• _Try it_: Output every entry exactly as given.
Input Block Start
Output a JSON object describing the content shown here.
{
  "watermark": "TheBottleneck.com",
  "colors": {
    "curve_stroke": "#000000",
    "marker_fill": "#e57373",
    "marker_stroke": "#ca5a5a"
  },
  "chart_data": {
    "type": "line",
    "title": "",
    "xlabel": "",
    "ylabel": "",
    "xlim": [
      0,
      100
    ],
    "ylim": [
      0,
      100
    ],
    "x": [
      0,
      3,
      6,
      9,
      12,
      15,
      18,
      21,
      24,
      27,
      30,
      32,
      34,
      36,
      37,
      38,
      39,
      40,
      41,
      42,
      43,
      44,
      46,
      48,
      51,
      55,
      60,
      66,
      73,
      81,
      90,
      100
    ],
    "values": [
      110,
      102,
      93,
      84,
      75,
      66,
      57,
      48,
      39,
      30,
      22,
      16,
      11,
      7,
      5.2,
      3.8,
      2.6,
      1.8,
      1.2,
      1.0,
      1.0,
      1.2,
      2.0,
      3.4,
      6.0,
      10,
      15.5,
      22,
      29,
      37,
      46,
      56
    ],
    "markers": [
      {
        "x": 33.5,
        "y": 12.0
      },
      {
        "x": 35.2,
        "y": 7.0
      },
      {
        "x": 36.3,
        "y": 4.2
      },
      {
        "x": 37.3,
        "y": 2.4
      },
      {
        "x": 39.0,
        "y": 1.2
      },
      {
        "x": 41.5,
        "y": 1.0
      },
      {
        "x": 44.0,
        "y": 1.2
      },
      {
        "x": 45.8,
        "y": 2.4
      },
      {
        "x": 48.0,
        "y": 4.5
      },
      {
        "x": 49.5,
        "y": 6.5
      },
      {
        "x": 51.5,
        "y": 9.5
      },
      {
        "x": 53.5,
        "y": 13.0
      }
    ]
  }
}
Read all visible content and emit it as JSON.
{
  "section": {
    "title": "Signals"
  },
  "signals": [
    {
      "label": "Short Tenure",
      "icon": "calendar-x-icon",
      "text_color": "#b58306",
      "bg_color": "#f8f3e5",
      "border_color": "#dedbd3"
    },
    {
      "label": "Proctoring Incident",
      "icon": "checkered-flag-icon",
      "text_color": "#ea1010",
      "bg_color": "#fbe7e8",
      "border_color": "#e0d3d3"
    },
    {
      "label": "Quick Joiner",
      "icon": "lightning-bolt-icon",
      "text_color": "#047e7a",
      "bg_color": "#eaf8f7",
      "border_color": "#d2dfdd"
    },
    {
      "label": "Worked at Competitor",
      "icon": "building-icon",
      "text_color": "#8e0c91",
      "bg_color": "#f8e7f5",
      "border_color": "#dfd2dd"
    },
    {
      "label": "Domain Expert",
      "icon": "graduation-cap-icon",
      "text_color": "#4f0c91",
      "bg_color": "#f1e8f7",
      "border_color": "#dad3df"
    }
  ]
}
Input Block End
• _Answer to this exercise_:
Output a JSON object describing the content shown here.
{
  "watermark": "TheBottleneck.com",
  "colors": {
    "curve_stroke": "#000000",
    "marker_fill": "#e57373",
    "marker_stroke": "#ca5a5a"
  },
  "chart_data": {
    "type": "line",
    "title": "",
    "xlabel": "",
    "ylabel": "",
    "xlim": [
      0,
      100
    ],
    "ylim": [
      0,
      100
    ],
    "x": [
      0,
      3,
      6,
      9,
      12,
      15,
      18,
      21,
      24,
      27,
      30,
      32,
      34,
      36,
      37,
      38,
      39,
      40,
      41,
      42,
      43,
      44,
      46,
      48,
      51,
      55,
      60,
      66,
      73,
      81,
      90,
      100
    ],
    "values": [
      110,
      102,
      93,
      84,
      75,
      66,
      57,
      48,
      39,
      30,
      22,
      16,
      11,
      7,
      5.2,
      3.8,
      2.6,
      1.8,
      1.2,
      1.0,
      1.0,
      1.2,
      2.0,
      3.4,
      6.0,
      10,
      15.5,
      22,
      29,
      37,
      46,
      56
    ],
    "markers": [
      {
        "x": 33.5,
        "y": 12.0
      },
      {
        "x": 35.2,
        "y": 7.0
      },
      {
        "x": 36.3,
        "y": 4.2
      },
      {
        "x": 37.3,
        "y": 2.4
      },
      {
        "x": 39.0,
        "y": 1.2
      },
      {
        "x": 41.5,
        "y": 1.0
      },
      {
        "x": 44.0,
        "y": 1.2
      },
      {
        "x": 45.8,
        "y": 2.4
      },
      {
        "x": 48.0,
        "y": 4.5
      },
      {
        "x": 49.5,
        "y": 6.5
      },
      {
        "x": 51.5,
        "y": 9.5
      },
      {
        "x": 53.5,
        "y": 13.0
      }
    ]
  }
}
Read all visible content and emit it as JSON.
{
  "section": {
    "title": "Signals"
  },
  "signals": [
    {
      "label": "Short Tenure",
      "icon": "calendar-x-icon",
      "text_color": "#b58306",
      "bg_color": "#f8f3e5",
      "border_color": "#dedbd3"
    },
    {
      "label": "Proctoring Incident",
      "icon": "checkered-flag-icon",
      "text_color": "#ea1010",
      "bg_color": "#fbe7e8",
      "border_color": "#e0d3d3"
    },
    {
      "label": "Quick Joiner",
      "icon": "lightning-bolt-icon",
      "text_color": "#047e7a",
      "bg_color": "#eaf8f7",
      "border_color": "#d2dfdd"
    },
    {
      "label": "Worked at Competitor",
      "icon": "building-icon",
      "text_color": "#8e0c91",
      "bg_color": "#f8e7f5",
      "border_color": "#dfd2dd"
    },
    {
      "label": "Domain Expert",
      "icon": "graduation-cap-icon",
      "text_color": "#4f0c91",
      "bg_color": "#f1e8f7",
      "border_color": "#dad3df"
    }
  ]
}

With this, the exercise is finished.